Dose and time of ingestion. In one application can be absorbed approximately 400 mg of calcium, so it is better to divide the daily dose by 2-3 doses. The best
time to digest the drug is considered the second half of the day.
Different forms - different calcium assimilation
The presence of calcium in the preparation is not the key to successful prevention or treatment. The key point is the form of calcium.
It is important to bear in mind that not all forms of calcium present in the market for bioadditives are equally easily assimilated by the body. There are inorganic and organic forms. Let’s see how they differ.

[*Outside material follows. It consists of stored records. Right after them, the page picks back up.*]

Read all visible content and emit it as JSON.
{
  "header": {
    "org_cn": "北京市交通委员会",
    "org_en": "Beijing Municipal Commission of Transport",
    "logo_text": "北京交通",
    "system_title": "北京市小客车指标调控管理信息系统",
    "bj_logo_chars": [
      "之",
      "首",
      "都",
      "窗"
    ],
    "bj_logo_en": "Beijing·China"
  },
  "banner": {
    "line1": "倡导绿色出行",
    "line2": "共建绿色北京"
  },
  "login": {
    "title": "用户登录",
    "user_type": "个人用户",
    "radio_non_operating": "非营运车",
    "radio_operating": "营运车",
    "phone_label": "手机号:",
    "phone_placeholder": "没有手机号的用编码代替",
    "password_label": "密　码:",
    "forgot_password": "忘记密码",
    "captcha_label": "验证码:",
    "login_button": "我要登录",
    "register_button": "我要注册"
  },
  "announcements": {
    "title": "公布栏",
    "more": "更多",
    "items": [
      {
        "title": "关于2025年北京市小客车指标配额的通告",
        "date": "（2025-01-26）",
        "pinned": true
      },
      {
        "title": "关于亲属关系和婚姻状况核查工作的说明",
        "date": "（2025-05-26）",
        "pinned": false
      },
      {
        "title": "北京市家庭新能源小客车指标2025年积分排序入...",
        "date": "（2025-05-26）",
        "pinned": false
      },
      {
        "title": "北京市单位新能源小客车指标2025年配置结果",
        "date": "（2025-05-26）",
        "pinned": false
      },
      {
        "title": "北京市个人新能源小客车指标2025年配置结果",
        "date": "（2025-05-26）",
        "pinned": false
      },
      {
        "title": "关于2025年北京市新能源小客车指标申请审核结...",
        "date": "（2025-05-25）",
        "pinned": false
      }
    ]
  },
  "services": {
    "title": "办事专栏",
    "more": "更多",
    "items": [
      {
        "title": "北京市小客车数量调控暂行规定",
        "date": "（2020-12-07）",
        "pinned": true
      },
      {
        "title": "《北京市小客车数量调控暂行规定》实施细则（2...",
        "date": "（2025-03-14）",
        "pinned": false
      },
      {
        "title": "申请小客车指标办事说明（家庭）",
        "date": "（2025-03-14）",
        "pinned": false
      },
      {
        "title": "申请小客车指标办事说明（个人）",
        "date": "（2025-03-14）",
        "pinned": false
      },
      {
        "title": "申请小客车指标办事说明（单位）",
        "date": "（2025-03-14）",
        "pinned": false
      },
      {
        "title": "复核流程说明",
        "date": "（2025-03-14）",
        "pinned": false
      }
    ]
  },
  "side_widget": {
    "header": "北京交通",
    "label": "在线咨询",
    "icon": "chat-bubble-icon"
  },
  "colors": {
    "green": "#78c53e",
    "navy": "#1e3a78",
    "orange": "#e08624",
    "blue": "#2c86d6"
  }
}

The inorganic forms of calcium include: gluconate, carbonate, phosphate, etc. Almost one hundred percent of the time, they are in their natural crystalline chemical structure. Calcium in these forms is very poorly assimilated. It’s not just poorly absorbed, it’s also deposited where it’s not needed - in the kidneys, joints and vessels, causing their calcification. But, when calcium is used in an amorphous shape, it behaves differently, is absorbed much better, and does not deposit in the kidneys, joints, and vessels. Because it is amorphous, the human body can absorb it several times more than its crystalline form and use it for the essential needs of the body. In addition, inorganic calcium can cause nausea, constipation and diarrhea.
For example, calcium carbonate deposited on the walls of blood vessels contributes to the development of calcification and leads to fragility of vessels
Organic forms of calcium are assimilated much better and without side effects. For example, these include chelates. The chelate form is the most readily available form of calcium today, which is a combination of mineral and amino acid. Chelate forms are the most close to our body. An example of such a form in the human body can be hemoglobin, and in nature - chlorophyll. In chelated form you take calcium, which is ready to quickly and easily digest and immediately rush to bring you benefit. Calcium chelate is well tolerated, spent on strengthening the bones, not deposited in the vessels, kidneys and joints. Calcium chelate, unlike carbonate, is well absorbed in the body even when the
stomach acidity is low.
Why calcium chelate is preferred:provides maximum calcium absorption
makes up for calcium deficiency quickly
supports normal bone tissue, teeth
improves the functional condition of the blood vessels and the heart
The simple formula of prevention of calcium deficiency in the body is the intake of dietary supplements with an effective form of calcium combined with a «support group» - magnesium and vitamins D and K2.